- EXERCISE BRIEF:
What you return should be every line below, word for word, and none of the images.

- PROVIDED RECORDS:
####################

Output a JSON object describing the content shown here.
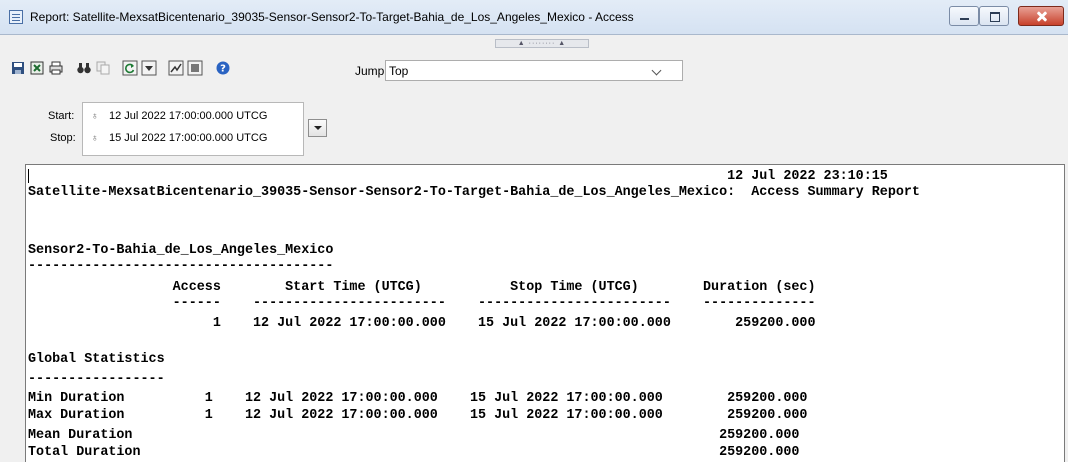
{
  "window": {
    "title": "Report:  Satellite-MexsatBicentenario_39035-Sensor-Sensor2-To-Target-Bahia_de_Los_Angeles_Mexico - Access",
    "splitter": "▲ ········ ▲"
  },
  "toolbar": {
    "icons": [
      "save-icon",
      "export-excel-icon",
      "print-icon",
      "find-icon",
      "copy-icon",
      "refresh-icon",
      "report-options-icon",
      "graph-icon",
      "filter-icon",
      "help-icon"
    ],
    "jump_label": "Jump",
    "jump_value": "Top"
  },
  "time": {
    "start_label": "Start:",
    "start_value": "12 Jul 2022 17:00:00.000 UTCG",
    "stop_label": "Stop:",
    "stop_value": "15 Jul 2022 17:00:00.000 UTCG"
  },
  "report": {
    "lines": [
      "                                                                                       12 Jul 2022 23:10:15",
      "Satellite-MexsatBicentenario_39035-Sensor-Sensor2-To-Target-Bahia_de_Los_Angeles_Mexico:  Access Summary Report",
      "",
      "",
      "Sensor2-To-Bahia_de_Los_Angeles_Mexico",
      "--------------------------------------",
      "                  Access        Start Time (UTCG)           Stop Time (UTCG)        Duration (sec)",
      "                  ------    ------------------------    ------------------------    --------------",
      "                       1    12 Jul 2022 17:00:00.000    15 Jul 2022 17:00:00.000        259200.000",
      "",
      "Global Statistics",
      "-----------------",
      "Min Duration          1    12 Jul 2022 17:00:00.000    15 Jul 2022 17:00:00.000        259200.000",
      "Max Duration          1    12 Jul 2022 17:00:00.000    15 Jul 2022 17:00:00.000        259200.000",
      "Mean Duration                                                                         259200.000",
      "Total Duration                                                                        259200.000"
    ]
  }
}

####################

- SOLUTION:
Output a JSON object describing the content shown here.
{
  "window": {
    "title": "Report:  Satellite-MexsatBicentenario_39035-Sensor-Sensor2-To-Target-Bahia_de_Los_Angeles_Mexico - Access",
    "splitter": "▲ ········ ▲"
  },
  "toolbar": {
    "icons": [
      "save-icon",
      "export-excel-icon",
      "print-icon",
      "find-icon",
      "copy-icon",
      "refresh-icon",
      "report-options-icon",
      "graph-icon",
      "filter-icon",
      "help-icon"
    ],
    "jump_label": "Jump",
    "jump_value": "Top"
  },
  "time": {
    "start_label": "Start:",
    "start_value": "12 Jul 2022 17:00:00.000 UTCG",
    "stop_label": "Stop:",
    "stop_value": "15 Jul 2022 17:00:00.000 UTCG"
  },
  "report": {
    "lines": [
      "                                                                                       12 Jul 2022 23:10:15",
      "Satellite-MexsatBicentenario_39035-Sensor-Sensor2-To-Target-Bahia_de_Los_Angeles_Mexico:  Access Summary Report",
      "",
      "",
      "Sensor2-To-Bahia_de_Los_Angeles_Mexico",
      "--------------------------------------",
      "                  Access        Start Time (UTCG)           Stop Time (UTCG)        Duration (sec)",
      "                  ------    ------------------------    ------------------------    --------------",
      "                       1    12 Jul 2022 17:00:00.000    15 Jul 2022 17:00:00.000        259200.000",
      "",
      "Global Statistics",
      "-----------------",
      "Min Duration          1    12 Jul 2022 17:00:00.000    15 Jul 2022 17:00:00.000        259200.000",
      "Max Duration          1    12 Jul 2022 17:00:00.000    15 Jul 2022 17:00:00.000        259200.000",
      "Mean Duration                                                                         259200.000",
      "Total Duration                                                                        259200.000"
    ]
  }
}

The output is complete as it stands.